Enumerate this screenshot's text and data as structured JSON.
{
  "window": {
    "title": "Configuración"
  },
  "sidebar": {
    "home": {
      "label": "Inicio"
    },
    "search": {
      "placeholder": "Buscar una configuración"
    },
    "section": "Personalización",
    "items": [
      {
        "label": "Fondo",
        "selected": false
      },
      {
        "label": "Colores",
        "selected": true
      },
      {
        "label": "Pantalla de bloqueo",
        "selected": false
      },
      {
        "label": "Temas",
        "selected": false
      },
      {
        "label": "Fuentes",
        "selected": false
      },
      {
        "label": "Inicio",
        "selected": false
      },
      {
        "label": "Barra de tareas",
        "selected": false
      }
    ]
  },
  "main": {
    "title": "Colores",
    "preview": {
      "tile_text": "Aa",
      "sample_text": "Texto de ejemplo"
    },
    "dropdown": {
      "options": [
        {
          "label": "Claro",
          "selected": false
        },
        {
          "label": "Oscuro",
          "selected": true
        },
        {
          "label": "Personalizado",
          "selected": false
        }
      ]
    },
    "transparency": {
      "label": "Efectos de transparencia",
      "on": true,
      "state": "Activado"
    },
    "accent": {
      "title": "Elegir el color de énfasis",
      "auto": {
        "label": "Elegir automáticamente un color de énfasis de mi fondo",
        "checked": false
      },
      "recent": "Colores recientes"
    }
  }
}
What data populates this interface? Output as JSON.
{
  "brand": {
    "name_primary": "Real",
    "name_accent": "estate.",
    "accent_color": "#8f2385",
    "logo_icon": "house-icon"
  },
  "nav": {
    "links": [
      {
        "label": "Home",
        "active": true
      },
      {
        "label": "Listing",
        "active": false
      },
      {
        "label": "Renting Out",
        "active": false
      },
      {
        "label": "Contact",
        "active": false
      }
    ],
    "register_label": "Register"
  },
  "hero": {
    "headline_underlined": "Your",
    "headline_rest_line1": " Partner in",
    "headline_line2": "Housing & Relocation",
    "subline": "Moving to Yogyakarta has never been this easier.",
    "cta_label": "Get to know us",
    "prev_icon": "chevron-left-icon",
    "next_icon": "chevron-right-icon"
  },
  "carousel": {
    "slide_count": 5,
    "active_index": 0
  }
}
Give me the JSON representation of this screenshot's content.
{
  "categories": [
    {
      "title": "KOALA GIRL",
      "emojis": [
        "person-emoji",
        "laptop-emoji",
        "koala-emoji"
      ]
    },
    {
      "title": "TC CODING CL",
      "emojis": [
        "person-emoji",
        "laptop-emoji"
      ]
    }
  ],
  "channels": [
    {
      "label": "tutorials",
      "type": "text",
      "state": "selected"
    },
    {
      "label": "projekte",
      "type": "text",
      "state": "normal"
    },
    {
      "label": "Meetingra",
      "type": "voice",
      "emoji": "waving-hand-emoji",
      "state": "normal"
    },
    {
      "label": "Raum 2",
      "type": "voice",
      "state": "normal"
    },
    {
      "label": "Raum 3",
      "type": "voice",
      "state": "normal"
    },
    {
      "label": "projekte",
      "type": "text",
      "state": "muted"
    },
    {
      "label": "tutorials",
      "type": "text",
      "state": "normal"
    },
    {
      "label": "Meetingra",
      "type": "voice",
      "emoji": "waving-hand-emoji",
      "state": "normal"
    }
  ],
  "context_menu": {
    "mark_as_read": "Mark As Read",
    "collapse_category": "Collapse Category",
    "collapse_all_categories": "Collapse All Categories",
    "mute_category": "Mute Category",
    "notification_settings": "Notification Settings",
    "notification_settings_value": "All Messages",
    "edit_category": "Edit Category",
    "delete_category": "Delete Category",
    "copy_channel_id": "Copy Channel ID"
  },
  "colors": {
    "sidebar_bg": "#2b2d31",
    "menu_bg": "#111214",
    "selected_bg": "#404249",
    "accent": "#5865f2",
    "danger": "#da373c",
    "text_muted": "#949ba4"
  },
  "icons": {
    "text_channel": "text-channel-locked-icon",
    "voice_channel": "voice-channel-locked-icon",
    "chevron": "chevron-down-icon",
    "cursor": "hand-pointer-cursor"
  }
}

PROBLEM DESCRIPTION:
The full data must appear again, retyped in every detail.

OUTPUT OF THE EXERCISE:
Enumerate this screenshot's text and data as structured JSON.
{
  "window": {
    "title": "Configuración"
  },
  "sidebar": {
    "home": {
      "label": "Inicio"
    },
    "search": {
      "placeholder": "Buscar una configuración"
    },
    "section": "Personalización",
    "items": [
      {
        "label": "Fondo",
        "selected": false
      },
      {
        "label": "Colores",
        "selected": true
      },
      {
        "label": "Pantalla de bloqueo",
        "selected": false
      },
      {
        "label": "Temas",
        "selected": false
      },
      {
        "label": "Fuentes",
        "selected": false
      },
      {
        "label": "Inicio",
        "selected": false
      },
      {
        "label": "Barra de tareas",
        "selected": false
      }
    ]
  },
  "main": {
    "title": "Colores",
    "preview": {
      "tile_text": "Aa",
      "sample_text": "Texto de ejemplo"
    },
    "dropdown": {
      "options": [
        {
          "label": "Claro",
          "selected": false
        },
        {
          "label": "Oscuro",
          "selected": true
        },
        {
          "label": "Personalizado",
          "selected": false
        }
      ]
    },
    "transparency": {
      "label": "Efectos de transparencia",
      "on": true,
      "state": "Activado"
    },
    "accent": {
      "title": "Elegir el color de énfasis",
      "auto": {
        "label": "Elegir automáticamente un color de énfasis de mi fondo",
        "checked": false
      },
      "recent": "Colores recientes"
    }
  }
}
What data populates this interface? Output as JSON.
{
  "brand": {
    "name_primary": "Real",
    "name_accent": "estate.",
    "accent_color": "#8f2385",
    "logo_icon": "house-icon"
  },
  "nav": {
    "links": [
      {
        "label": "Home",
        "active": true
      },
      {
        "label": "Listing",
        "active": false
      },
      {
        "label": "Renting Out",
        "active": false
      },
      {
        "label": "Contact",
        "active": false
      }
    ],
    "register_label": "Register"
  },
  "hero": {
    "headline_underlined": "Your",
    "headline_rest_line1": " Partner in",
    "headline_line2": "Housing & Relocation",
    "subline": "Moving to Yogyakarta has never been this easier.",
    "cta_label": "Get to know us",
    "prev_icon": "chevron-left-icon",
    "next_icon": "chevron-right-icon"
  },
  "carousel": {
    "slide_count": 5,
    "active_index": 0
  }
}
Give me the JSON representation of this screenshot's content.
{
  "categories": [
    {
      "title": "KOALA GIRL",
      "emojis": [
        "person-emoji",
        "laptop-emoji",
        "koala-emoji"
      ]
    },
    {
      "title": "TC CODING CL",
      "emojis": [
        "person-emoji",
        "laptop-emoji"
      ]
    }
  ],
  "channels": [
    {
      "label": "tutorials",
      "type": "text",
      "state": "selected"
    },
    {
      "label": "projekte",
      "type": "text",
      "state": "normal"
    },
    {
      "label": "Meetingra",
      "type": "voice",
      "emoji": "waving-hand-emoji",
      "state": "normal"
    },
    {
      "label": "Raum 2",
      "type": "voice",
      "state": "normal"
    },
    {
      "label": "Raum 3",
      "type": "voice",
      "state": "normal"
    },
    {
      "label": "projekte",
      "type": "text",
      "state": "muted"
    },
    {
      "label": "tutorials",
      "type": "text",
      "state": "normal"
    },
    {
      "label": "Meetingra",
      "type": "voice",
      "emoji": "waving-hand-emoji",
      "state": "normal"
    }
  ],
  "context_menu": {
    "mark_as_read": "Mark As Read",
    "collapse_category": "Collapse Category",
    "collapse_all_categories": "Collapse All Categories",
    "mute_category": "Mute Category",
    "notification_settings": "Notification Settings",
    "notification_settings_value": "All Messages",
    "edit_category": "Edit Category",
    "delete_category": "Delete Category",
    "copy_channel_id": "Copy Channel ID"
  },
  "colors": {
    "sidebar_bg": "#2b2d31",
    "menu_bg": "#111214",
    "selected_bg": "#404249",
    "accent": "#5865f2",
    "danger": "#da373c",
    "text_muted": "#949ba4"
  },
  "icons": {
    "text_channel": "text-channel-locked-icon",
    "voice_channel": "voice-channel-locked-icon",
    "chevron": "chevron-down-icon",
    "cursor": "hand-pointer-cursor"
  }
}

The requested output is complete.